__Dataset rows describing interfaces__.
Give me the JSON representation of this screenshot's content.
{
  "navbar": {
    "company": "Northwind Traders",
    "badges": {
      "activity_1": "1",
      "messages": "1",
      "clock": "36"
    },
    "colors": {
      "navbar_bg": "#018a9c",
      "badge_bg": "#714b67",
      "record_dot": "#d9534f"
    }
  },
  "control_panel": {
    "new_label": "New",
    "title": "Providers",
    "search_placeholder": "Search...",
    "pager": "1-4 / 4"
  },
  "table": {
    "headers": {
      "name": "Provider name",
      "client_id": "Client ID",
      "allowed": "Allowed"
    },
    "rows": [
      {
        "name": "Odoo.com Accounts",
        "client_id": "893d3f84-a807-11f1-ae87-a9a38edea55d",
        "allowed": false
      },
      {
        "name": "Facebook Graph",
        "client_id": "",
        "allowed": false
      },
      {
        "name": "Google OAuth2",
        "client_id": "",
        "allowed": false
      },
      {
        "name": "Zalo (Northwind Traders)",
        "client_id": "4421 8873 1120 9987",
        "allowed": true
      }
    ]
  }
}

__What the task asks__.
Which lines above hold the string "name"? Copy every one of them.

__Answer box__.
      "name": "Provider name",
        "name": "Odoo.com Accounts",
        "name": "Facebook Graph",
        "name": "Google OAuth2",
        "name": "Zalo (Northwind Traders)",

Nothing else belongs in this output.